October 17, 2008 marked the third anniversary of the Bankruptcy Abuse Prevention and Consumer Protection Act of 2005 ("BAPCPA"). This sweeping bankruptcy reform was designed to eliminate bankruptcy as an option for many would-be filers. While there is no doubt BAPCPA impacted bankruptcy filings both nationally and in West Virginia, recent trends suggest filings are on the rise and could reach pre-BAPCPA levels in the foreseeable future.

The 2005 Boom

The most significant impact of BAPCPA was seen in the weeks and months leading up to it becoming a law as anyone remotely considering bankruptcy rushed to file prior to October 17, 2005 out of fear they would not be able to file thereafter. Nationally, more than two million bankruptcy cases were filed in 2005 representing a 31% increase over the previous year. In West Virginia, filings in 2005 reached 17,750 cases which equates to an increase of 53% over 2004. The prelude to BAPCPA brought about all-time record bankruptcy filings both nationally and in West Virginia.

The Lull

Given the 2005 boom, 2006 was a very slow year for bankruptcies. National filings totaled 617,660 which equaled only 30% of the 2005 caseload. The decrease in West Virginia was even more dramatic as filings plummeted to 3033 cases, or roughly 18% of 2005 filings. Many pointed to the 2006 figures as evidence that BAPCPA served its purpose and believed this would be the norm in the post-BAPCPA era. This has not proven to be the case.

The Resurgence

In 2007, total filings rose to over 850,000 nationally, a 38% increase as compared to 2006. The 38% increase experienced nationally in 2007 was higher than the 31% increase experienced between 2004 and 2005 during the bankruptcy boom. In West Virginia, total filings in 2007 reached 4,492 resulting in a 48% increase over 2006 figures. While an increase in 2007 was expected given the drought of filings in 2006, the rate at which bankruptcies increased may have surprised many.

The Climb Continues

Bankruptcy filings through the third quarter of 2008 have continued an upward climb. For the first three quarters of 2008, national bankruptcy filings totaled approximately 801,000 which was a 29% increase as compared to the first three quarters of 2007. Assuming this trend continues, national filings will exceed 1,100,000 cases this year.

West Virginia has also experienced double digit bankruptcy growth through September 30, 2008, although at a slower pace than the national rate. In the first three quarters of 2008, West Virginians filed 3,909 bankruptcy cases representing a 19% increase over the first three quarters of 2007. West Virginia is on pace for approximately 5,300 bankruptcy filings this year.

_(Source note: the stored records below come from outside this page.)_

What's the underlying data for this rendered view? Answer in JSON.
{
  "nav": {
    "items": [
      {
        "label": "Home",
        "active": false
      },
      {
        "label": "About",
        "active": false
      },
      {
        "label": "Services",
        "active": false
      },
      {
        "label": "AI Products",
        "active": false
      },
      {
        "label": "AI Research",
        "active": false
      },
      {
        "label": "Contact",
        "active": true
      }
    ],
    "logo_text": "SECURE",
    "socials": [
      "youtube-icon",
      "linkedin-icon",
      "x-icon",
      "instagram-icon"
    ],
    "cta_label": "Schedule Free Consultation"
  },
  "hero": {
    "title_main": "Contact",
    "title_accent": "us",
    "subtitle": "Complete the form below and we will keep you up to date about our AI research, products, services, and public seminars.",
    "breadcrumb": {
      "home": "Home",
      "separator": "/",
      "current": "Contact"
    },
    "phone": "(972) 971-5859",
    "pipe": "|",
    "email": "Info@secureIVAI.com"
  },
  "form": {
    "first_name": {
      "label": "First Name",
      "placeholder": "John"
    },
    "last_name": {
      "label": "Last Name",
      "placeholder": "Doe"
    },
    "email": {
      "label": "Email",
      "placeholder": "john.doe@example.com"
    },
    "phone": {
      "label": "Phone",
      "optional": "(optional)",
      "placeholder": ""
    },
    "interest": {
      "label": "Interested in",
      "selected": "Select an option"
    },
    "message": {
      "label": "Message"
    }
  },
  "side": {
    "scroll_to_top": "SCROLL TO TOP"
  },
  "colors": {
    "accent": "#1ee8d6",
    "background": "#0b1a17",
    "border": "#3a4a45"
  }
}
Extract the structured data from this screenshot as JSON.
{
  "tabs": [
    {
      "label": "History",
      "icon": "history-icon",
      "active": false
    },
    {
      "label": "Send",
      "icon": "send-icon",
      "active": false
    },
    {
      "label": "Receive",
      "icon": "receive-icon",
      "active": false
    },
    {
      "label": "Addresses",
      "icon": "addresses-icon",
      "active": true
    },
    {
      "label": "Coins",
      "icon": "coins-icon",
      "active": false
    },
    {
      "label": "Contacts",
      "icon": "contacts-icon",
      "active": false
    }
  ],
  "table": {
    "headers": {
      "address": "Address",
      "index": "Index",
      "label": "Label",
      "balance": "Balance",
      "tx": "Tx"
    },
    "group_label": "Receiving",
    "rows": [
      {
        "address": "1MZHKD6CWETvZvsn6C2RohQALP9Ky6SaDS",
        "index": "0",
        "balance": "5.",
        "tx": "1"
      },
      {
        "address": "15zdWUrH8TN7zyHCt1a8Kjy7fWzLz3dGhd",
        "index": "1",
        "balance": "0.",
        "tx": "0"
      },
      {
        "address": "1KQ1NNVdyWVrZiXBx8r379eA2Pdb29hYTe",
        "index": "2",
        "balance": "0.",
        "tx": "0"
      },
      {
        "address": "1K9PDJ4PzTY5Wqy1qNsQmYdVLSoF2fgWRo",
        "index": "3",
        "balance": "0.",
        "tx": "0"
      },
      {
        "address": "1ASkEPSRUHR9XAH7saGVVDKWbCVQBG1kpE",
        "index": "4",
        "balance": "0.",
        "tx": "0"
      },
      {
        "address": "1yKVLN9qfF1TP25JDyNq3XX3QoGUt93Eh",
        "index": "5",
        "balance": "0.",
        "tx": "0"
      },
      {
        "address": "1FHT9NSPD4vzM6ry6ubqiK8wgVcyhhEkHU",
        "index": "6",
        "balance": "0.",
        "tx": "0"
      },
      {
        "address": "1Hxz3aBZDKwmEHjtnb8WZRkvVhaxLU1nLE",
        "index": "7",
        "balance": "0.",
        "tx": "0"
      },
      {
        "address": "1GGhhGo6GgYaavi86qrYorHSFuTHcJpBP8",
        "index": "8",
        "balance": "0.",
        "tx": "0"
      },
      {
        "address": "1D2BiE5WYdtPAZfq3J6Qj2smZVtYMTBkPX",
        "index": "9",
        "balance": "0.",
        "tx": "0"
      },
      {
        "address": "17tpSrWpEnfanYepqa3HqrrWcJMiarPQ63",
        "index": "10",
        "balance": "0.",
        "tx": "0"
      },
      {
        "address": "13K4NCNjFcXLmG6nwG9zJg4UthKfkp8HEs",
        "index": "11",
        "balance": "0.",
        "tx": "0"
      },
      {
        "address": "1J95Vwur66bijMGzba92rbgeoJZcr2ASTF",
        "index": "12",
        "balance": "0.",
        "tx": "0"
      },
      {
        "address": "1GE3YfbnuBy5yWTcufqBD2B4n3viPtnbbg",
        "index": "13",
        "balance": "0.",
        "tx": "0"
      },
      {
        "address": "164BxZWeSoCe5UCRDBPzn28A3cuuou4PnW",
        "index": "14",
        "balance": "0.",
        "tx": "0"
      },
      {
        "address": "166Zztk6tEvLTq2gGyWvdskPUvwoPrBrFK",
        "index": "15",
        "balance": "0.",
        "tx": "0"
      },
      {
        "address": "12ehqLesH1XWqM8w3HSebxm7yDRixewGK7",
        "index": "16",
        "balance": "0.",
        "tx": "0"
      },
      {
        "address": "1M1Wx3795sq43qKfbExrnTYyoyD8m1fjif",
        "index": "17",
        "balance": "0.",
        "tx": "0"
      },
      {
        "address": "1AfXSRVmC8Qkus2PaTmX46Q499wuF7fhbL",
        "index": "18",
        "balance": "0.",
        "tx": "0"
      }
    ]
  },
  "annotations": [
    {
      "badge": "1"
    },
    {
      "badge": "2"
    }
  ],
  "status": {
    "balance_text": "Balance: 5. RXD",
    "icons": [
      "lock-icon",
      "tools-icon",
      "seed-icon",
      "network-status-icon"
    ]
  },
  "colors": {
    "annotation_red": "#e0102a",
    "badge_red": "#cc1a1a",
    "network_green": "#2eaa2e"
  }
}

The Outlook

Given the current state of the economy, the trend of increased bankruptcy filings is likely to continue beyond 2008. Typically, there is a six to nine month lag between the time a debtor falls on hard economic times and the actual filing of a bankruptcy petition. With the current economic climate of increased unemployment, high energy prices, a depressed housing market and a declining stock market, bankruptcies will likely continue to rise well into 2009 and possibly beyond.

If bankruptcy filings continue their upward trend, we may return to pre-BAPCPA levels in the foreseeable future. In the three-year period leading up to 2005, average filings were approximately 1,600,000 nationally and 11,000 in West Virginia. While we are still well-short of those benchmarks, filings could return to pre-BAPCPA levels within three to five years if the economy doesn't improve dramatically. If 1,100,000 cases are filed nationally this year and we continue to experience 20% or more growth in filings each year, we would reach pre-BAPCPA levels in about three years. In West Virginia, if filings end up being around 5,300 this year and we experience 20% growth each year, it will take approximately four to five years to reach pre-BAPCPA levels.


As we analyze the effectiveness of BAPCPA on its third anniversary, it appears to have produced mixed results. On the one hand, there is no doubt BAPCPA caused a dramatic drop in bankruptcy filings which remain well-short of levels experienced before BAPCPA became a law. On the other hand, trends over the last 21 months suggest bankruptcies are making a come-back and it is quite possible we could reach pre-BAPCPA levels in three to five years, especially given the current status of the economy. Thus, while BAPCPA slowed the bankruptcy train down, it didn't bring it to a screeching halt.

*As seen in the October 17th issue of The State Journal. 

*This article is based upon statistical information made available by the American Bankruptcy Institute and the Offices of the Clerks of the United States Bankruptcy Courts for the Northern and Southern Districts of West Virginia.